GIVEN RECORDS below:

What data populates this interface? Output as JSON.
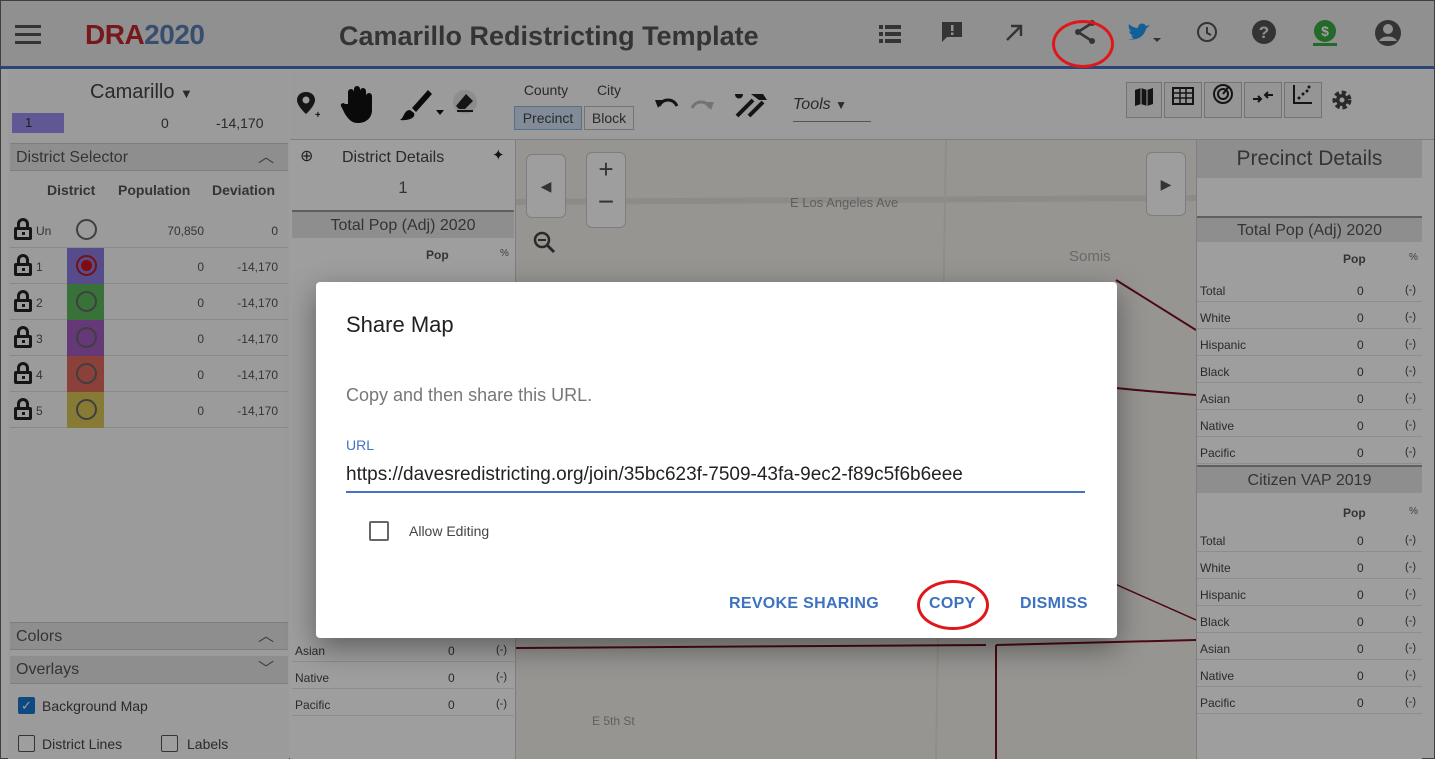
{
  "header": {
    "logo_dra": "DRA",
    "logo_year": "2020",
    "title": "Camarillo Redistricting Template",
    "icons": [
      "list-icon",
      "feedback-icon",
      "external-link-icon",
      "share-icon",
      "twitter-icon",
      "history-icon",
      "help-icon",
      "funding-icon",
      "account-icon"
    ],
    "accent_color": "#4472c4"
  },
  "left": {
    "plan_name": "Camarillo",
    "summary": {
      "district": "1",
      "population": "0",
      "deviation": "-14,170"
    },
    "district_selector_title": "District Selector",
    "columns": {
      "district": "District",
      "population": "Population",
      "deviation": "Deviation"
    },
    "rows": [
      {
        "label": "Un",
        "population": "70,850",
        "deviation": "0",
        "color": "#ffffff",
        "selected": false
      },
      {
        "label": "1",
        "population": "0",
        "deviation": "-14,170",
        "color": "#8c7be0",
        "selected": true
      },
      {
        "label": "2",
        "population": "0",
        "deviation": "-14,170",
        "color": "#5cb85c",
        "selected": false
      },
      {
        "label": "3",
        "population": "0",
        "deviation": "-14,170",
        "color": "#a45cc0",
        "selected": false
      },
      {
        "label": "4",
        "population": "0",
        "deviation": "-14,170",
        "color": "#e06a5e",
        "selected": false
      },
      {
        "label": "5",
        "population": "0",
        "deviation": "-14,170",
        "color": "#d9c655",
        "selected": false
      }
    ],
    "colors_label": "Colors",
    "overlays_label": "Overlays",
    "background_map_label": "Background Map",
    "district_lines_label": "District Lines",
    "labels_label": "Labels"
  },
  "toolbar": {
    "county": "County",
    "city": "City",
    "precinct": "Precinct",
    "block": "Block",
    "tools": "Tools"
  },
  "district_details": {
    "title": "District Details",
    "district": "1",
    "section_title": "Total Pop (Adj) 2020",
    "col_pop": "Pop",
    "col_pct": "%",
    "rows": [
      {
        "label": "Asian",
        "pop": "0",
        "pct": "(-)"
      },
      {
        "label": "Native",
        "pop": "0",
        "pct": "(-)"
      },
      {
        "label": "Pacific",
        "pop": "0",
        "pct": "(-)"
      }
    ]
  },
  "map": {
    "labels": [
      "E Los Angeles Ave",
      "Somis",
      "E 5th St"
    ]
  },
  "precinct_details": {
    "title": "Precinct Details",
    "section1": "Total Pop (Adj) 2020",
    "section2": "Citizen VAP 2019",
    "col_pop": "Pop",
    "col_pct": "%",
    "rows1": [
      {
        "label": "Total",
        "pop": "0",
        "pct": "(-)"
      },
      {
        "label": "White",
        "pop": "0",
        "pct": "(-)"
      },
      {
        "label": "Hispanic",
        "pop": "0",
        "pct": "(-)"
      },
      {
        "label": "Black",
        "pop": "0",
        "pct": "(-)"
      },
      {
        "label": "Asian",
        "pop": "0",
        "pct": "(-)"
      },
      {
        "label": "Native",
        "pop": "0",
        "pct": "(-)"
      },
      {
        "label": "Pacific",
        "pop": "0",
        "pct": "(-)"
      }
    ],
    "rows2": [
      {
        "label": "Total",
        "pop": "0",
        "pct": "(-)"
      },
      {
        "label": "White",
        "pop": "0",
        "pct": "(-)"
      },
      {
        "label": "Hispanic",
        "pop": "0",
        "pct": "(-)"
      },
      {
        "label": "Black",
        "pop": "0",
        "pct": "(-)"
      },
      {
        "label": "Asian",
        "pop": "0",
        "pct": "(-)"
      },
      {
        "label": "Native",
        "pop": "0",
        "pct": "(-)"
      },
      {
        "label": "Pacific",
        "pop": "0",
        "pct": "(-)"
      }
    ]
  },
  "dialog": {
    "title": "Share Map",
    "subtitle": "Copy and then share this URL.",
    "url_label": "URL",
    "url_value": "https://davesredistricting.org/join/35bc623f-7509-43fa-9ec2-f89c5f6b6eee",
    "allow_editing": "Allow Editing",
    "revoke": "REVOKE SHARING",
    "copy": "COPY",
    "dismiss": "DISMISS"
  }
}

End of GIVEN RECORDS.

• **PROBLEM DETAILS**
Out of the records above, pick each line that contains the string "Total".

• **RESPONSE**
    "section_title": "Total Pop (Adj) 2020",
    "section1": "Total Pop (Adj) 2020",
        "label": "Total",
        "label": "Total",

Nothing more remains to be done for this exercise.